More studies are clearly needed to develop a more complete understanding about the connection between laughter, mental stress, and cardiovascular disease. But then again, can any of us seeking optimal health and enjoyment of life really go wrong by creating more laughter-rich environments? Probably not!
This research was shared in Paris at the European Society of Cardiology Congress in August of 2011.
Dr. Shana McQueen
"Dark chocolate is loaded with flavonoids which have anti-inflammatory effects"
Since it is Valentine’s month I don’t want to for get about dark chocolate meaning 60-70% cocoa beans and its benefits on the heart. Dark chocolate is an antioxidant therefore preventing our cells from free radical damage. It is loaded with flavonoids which have anti-inflammatory effects.
Chocolate can help lower the bad cholesterol (LDL) and blood pressure. So give the gift of dark chocolate for Valentine’s or any other holiday.
You only need small amounts to impact your health.

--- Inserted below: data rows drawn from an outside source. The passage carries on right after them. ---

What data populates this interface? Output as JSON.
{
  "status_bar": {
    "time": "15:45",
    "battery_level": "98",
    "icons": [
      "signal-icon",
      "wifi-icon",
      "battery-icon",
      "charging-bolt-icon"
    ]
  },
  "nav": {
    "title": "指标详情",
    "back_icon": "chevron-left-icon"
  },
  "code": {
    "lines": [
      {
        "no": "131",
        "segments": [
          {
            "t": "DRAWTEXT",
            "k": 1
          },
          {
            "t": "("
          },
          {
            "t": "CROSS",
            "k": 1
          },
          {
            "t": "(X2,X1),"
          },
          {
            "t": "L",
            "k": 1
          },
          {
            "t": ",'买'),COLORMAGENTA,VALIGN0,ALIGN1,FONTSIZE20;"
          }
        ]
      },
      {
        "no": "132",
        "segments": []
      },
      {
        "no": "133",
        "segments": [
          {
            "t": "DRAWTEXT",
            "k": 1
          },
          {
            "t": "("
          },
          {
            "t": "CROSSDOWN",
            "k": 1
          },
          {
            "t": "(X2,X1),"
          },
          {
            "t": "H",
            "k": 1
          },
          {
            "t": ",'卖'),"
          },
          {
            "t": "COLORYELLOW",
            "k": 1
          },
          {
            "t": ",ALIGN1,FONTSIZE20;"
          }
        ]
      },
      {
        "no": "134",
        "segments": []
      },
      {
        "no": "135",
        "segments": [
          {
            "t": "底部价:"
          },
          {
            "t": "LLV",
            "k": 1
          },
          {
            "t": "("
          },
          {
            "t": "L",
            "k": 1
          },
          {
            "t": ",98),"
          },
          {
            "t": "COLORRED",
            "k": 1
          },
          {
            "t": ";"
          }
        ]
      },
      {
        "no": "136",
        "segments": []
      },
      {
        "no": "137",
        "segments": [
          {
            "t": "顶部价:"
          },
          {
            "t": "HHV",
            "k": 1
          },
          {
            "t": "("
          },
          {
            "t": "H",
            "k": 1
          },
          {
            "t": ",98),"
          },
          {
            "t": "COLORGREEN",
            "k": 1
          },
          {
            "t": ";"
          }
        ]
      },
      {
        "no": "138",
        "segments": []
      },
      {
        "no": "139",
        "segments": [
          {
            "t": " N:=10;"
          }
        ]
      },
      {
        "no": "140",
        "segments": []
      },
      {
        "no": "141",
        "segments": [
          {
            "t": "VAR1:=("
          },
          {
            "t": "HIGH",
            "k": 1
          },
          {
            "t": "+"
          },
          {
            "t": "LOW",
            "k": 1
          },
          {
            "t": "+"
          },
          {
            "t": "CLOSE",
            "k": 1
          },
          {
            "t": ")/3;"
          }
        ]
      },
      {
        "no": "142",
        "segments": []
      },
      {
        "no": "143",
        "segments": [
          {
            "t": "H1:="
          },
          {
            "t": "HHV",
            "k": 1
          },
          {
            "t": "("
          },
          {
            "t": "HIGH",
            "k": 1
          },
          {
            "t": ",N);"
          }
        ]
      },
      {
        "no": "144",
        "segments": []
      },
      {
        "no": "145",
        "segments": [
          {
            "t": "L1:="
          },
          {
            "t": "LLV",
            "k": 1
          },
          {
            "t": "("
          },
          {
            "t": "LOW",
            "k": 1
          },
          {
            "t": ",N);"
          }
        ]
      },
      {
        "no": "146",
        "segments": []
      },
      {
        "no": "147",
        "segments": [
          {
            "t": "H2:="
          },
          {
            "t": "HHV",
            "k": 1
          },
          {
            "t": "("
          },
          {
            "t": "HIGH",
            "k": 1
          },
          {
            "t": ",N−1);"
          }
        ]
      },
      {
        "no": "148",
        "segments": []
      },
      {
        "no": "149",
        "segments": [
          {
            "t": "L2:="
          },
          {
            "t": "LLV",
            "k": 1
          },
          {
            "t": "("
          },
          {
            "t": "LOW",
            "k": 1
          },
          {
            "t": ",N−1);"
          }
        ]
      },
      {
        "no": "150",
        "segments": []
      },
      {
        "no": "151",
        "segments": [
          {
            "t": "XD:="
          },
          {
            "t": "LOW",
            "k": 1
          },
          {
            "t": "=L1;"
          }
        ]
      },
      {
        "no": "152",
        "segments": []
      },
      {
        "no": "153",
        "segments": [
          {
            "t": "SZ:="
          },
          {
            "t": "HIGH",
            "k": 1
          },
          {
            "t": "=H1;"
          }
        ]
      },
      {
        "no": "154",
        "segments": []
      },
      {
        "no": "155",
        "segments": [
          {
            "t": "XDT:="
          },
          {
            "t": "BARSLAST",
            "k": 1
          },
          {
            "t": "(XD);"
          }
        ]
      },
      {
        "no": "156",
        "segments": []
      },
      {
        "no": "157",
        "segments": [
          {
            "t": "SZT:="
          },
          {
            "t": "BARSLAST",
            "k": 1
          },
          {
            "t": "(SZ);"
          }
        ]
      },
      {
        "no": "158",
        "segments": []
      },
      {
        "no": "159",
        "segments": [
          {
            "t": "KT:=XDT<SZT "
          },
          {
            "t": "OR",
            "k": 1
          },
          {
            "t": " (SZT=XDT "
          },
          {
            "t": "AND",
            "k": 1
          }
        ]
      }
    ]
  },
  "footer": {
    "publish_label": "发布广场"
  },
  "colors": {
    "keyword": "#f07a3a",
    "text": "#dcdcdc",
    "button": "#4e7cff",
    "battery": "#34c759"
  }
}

"This easy recipe is high in antioxidants and is high in protein with the many nuts that can be added. Enjoy this recipe with your family and friends or a great option to give as a gift too!"
Yield: 5 servings
70% Dark chocolate morsels, 2 cups
Assorted nuts may include: pistachios,
walnuts, hazelnuts, peanuts, pecans,
cashews, and almonds
shaved toasted coconut flakes, optional
Before starting line an 8x8 cookie sheet with wax paper and spray with a nonstick cooking spray. Warm dark chocolate in a saucepan over low heat until melted. Slowly pour dark chocolate onto wax paper until evenly covered. Immediately start to sprinkle nuts of your choice over the top of the newly poured chocolate. Last, add coconut flakes over the top if desired. Place tray into the freezer for 20 minutes. Removed tray from freezer and place an additional piece of wax paper over the top of mixture. Using a spatula lightly pound to break chocolate into brittle size pieces to serve. Store in an airtight container at room temperature.
"The widely-practiced traditional Chinese mind-body exercise known as Tai Chi has been scientifically validated for its health benefits."
The widely-practiced traditional Chinese mind-body exercise known as Tai Chi has been scientifically validated for its health benefits. In a study recently published online in the European Journal of Preventive Cardiology, 65 older adults from Hong Kong were recruited. Just less than half of them were practitioners of Tai Chi for a minimum of 1.5 hours weekly for 3 years. The control group had no experience with Tai Chi. Between the groups, there were no differences in age or defined levels of physical activity (light, moderate, or heavy).
Researchers found that the practitioners of Tai Chi experienced better blood pressures, vascular resistance, and pulse pressures in comparison to non-practitioners. Both large and small artery compliance, predictors of cardiovascular health, were substantially higher (40-44%) in the Tai Chi group. Those in the Tai Chi group also demonstrated better average muscle strength in knee extensors and flexors.
Known for its aerobic benefits and ability to lower blood pressure, Tai Chi has been proven to improve cardiopulmonary function in individuals with heart conditions like chronic heart failure and myocardial infarction. New research findings coupled with a significant historical record of use supports the notion that Tai Chi may be an excellent exercise strategy for improving cardiovascular health and muscle strength in older adults.
Dr. Shana McQueen